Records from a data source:
══════

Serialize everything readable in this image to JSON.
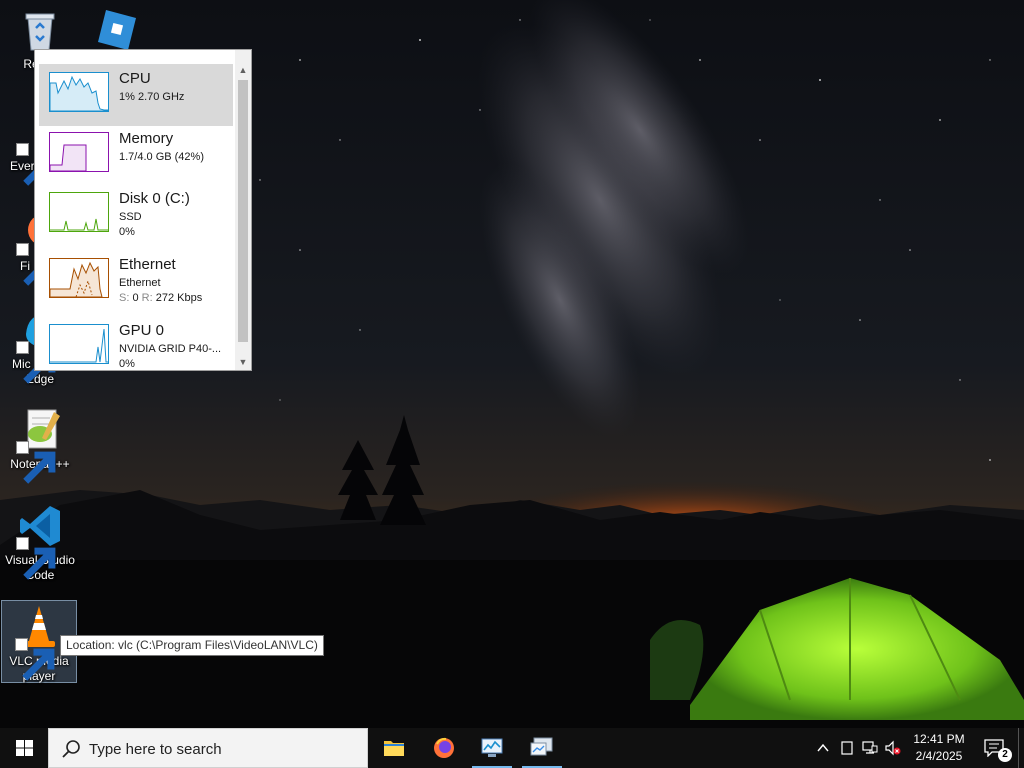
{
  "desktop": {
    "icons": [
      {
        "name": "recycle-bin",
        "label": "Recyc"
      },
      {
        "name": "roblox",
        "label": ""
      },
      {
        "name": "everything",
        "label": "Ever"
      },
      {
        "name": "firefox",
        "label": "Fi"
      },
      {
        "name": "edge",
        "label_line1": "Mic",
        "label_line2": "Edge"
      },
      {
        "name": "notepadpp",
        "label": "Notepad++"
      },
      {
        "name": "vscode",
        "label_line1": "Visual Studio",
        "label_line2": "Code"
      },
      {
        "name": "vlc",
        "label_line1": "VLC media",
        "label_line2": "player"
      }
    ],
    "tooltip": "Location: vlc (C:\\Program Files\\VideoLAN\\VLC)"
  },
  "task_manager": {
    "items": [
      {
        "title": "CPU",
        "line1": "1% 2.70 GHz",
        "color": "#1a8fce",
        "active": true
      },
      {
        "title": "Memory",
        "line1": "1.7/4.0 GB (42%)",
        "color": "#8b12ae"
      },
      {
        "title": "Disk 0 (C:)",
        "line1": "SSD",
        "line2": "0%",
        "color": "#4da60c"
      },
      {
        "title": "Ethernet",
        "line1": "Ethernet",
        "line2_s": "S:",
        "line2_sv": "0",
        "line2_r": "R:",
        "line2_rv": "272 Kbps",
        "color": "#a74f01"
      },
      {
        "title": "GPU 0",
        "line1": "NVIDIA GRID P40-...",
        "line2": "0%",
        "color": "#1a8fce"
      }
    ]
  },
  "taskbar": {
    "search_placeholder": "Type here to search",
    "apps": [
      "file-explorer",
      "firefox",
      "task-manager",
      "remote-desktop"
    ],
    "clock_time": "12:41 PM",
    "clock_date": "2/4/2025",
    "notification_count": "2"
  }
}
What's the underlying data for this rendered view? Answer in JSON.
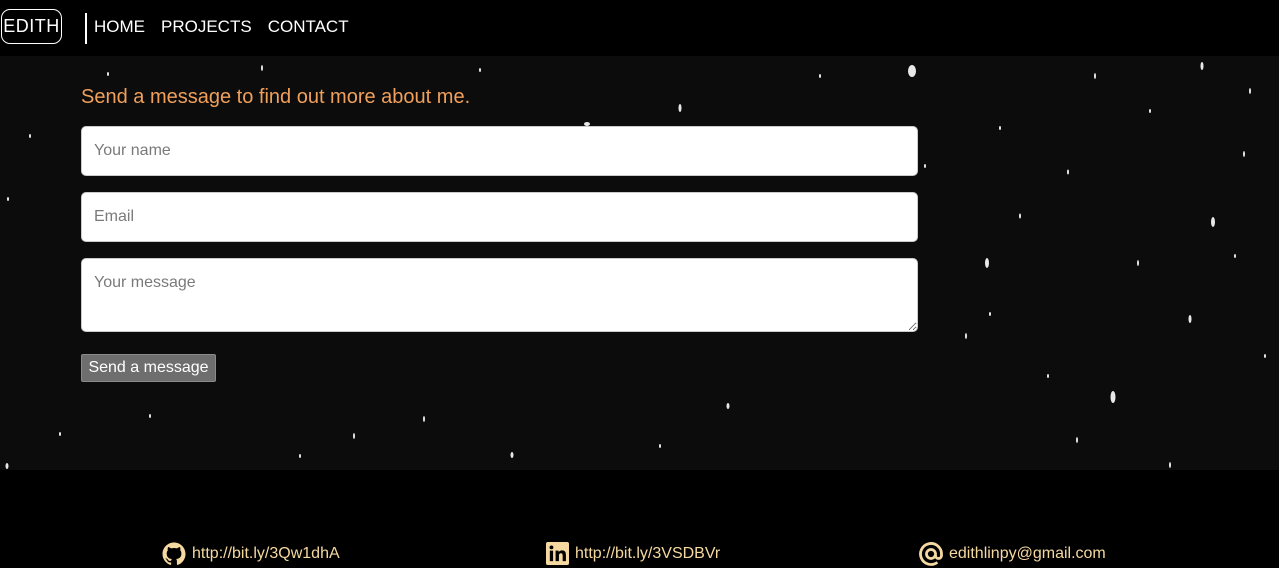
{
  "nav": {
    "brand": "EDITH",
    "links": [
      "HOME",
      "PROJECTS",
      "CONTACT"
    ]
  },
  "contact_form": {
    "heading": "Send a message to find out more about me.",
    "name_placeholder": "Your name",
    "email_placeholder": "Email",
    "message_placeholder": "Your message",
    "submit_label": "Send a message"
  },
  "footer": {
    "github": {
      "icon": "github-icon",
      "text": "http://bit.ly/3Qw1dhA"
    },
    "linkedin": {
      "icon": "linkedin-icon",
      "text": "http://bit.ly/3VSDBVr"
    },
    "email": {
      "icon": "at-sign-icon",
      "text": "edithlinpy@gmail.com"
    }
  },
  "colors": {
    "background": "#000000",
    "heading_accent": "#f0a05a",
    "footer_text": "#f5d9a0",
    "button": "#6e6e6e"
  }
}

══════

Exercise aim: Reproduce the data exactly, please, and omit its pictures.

Solution below:
Serialize everything readable in this image to JSON.
{
  "desktop": {
    "icons": [
      {
        "name": "recycle-bin",
        "label": "Recyc"
      },
      {
        "name": "roblox",
        "label": ""
      },
      {
        "name": "everything",
        "label": "Ever"
      },
      {
        "name": "firefox",
        "label": "Fi"
      },
      {
        "name": "edge",
        "label_line1": "Mic",
        "label_line2": "Edge"
      },
      {
        "name": "notepadpp",
        "label": "Notepad++"
      },
      {
        "name": "vscode",
        "label_line1": "Visual Studio",
        "label_line2": "Code"
      },
      {
        "name": "vlc",
        "label_line1": "VLC media",
        "label_line2": "player"
      }
    ],
    "tooltip": "Location: vlc (C:\\Program Files\\VideoLAN\\VLC)"
  },
  "task_manager": {
    "items": [
      {
        "title": "CPU",
        "line1": "1% 2.70 GHz",
        "color": "#1a8fce",
        "active": true
      },
      {
        "title": "Memory",
        "line1": "1.7/4.0 GB (42%)",
        "color": "#8b12ae"
      },
      {
        "title": "Disk 0 (C:)",
        "line1": "SSD",
        "line2": "0%",
        "color": "#4da60c"
      },
      {
        "title": "Ethernet",
        "line1": "Ethernet",
        "line2_s": "S:",
        "line2_sv": "0",
        "line2_r": "R:",
        "line2_rv": "272 Kbps",
        "color": "#a74f01"
      },
      {
        "title": "GPU 0",
        "line1": "NVIDIA GRID P40-...",
        "line2": "0%",
        "color": "#1a8fce"
      }
    ]
  },
  "taskbar": {
    "search_placeholder": "Type here to search",
    "apps": [
      "file-explorer",
      "firefox",
      "task-manager",
      "remote-desktop"
    ],
    "clock_time": "12:41 PM",
    "clock_date": "2/4/2025",
    "notification_count": "2"
  }
}
What's the underlying data for this rendered view? Answer in JSON.
{
  "nav": {
    "brand": "EDITH",
    "links": [
      "HOME",
      "PROJECTS",
      "CONTACT"
    ]
  },
  "contact_form": {
    "heading": "Send a message to find out more about me.",
    "name_placeholder": "Your name",
    "email_placeholder": "Email",
    "message_placeholder": "Your message",
    "submit_label": "Send a message"
  },
  "footer": {
    "github": {
      "icon": "github-icon",
      "text": "http://bit.ly/3Qw1dhA"
    },
    "linkedin": {
      "icon": "linkedin-icon",
      "text": "http://bit.ly/3VSDBVr"
    },
    "email": {
      "icon": "at-sign-icon",
      "text": "edithlinpy@gmail.com"
    }
  },
  "colors": {
    "background": "#000000",
    "heading_accent": "#f0a05a",
    "footer_text": "#f5d9a0",
    "button": "#6e6e6e"
  }
}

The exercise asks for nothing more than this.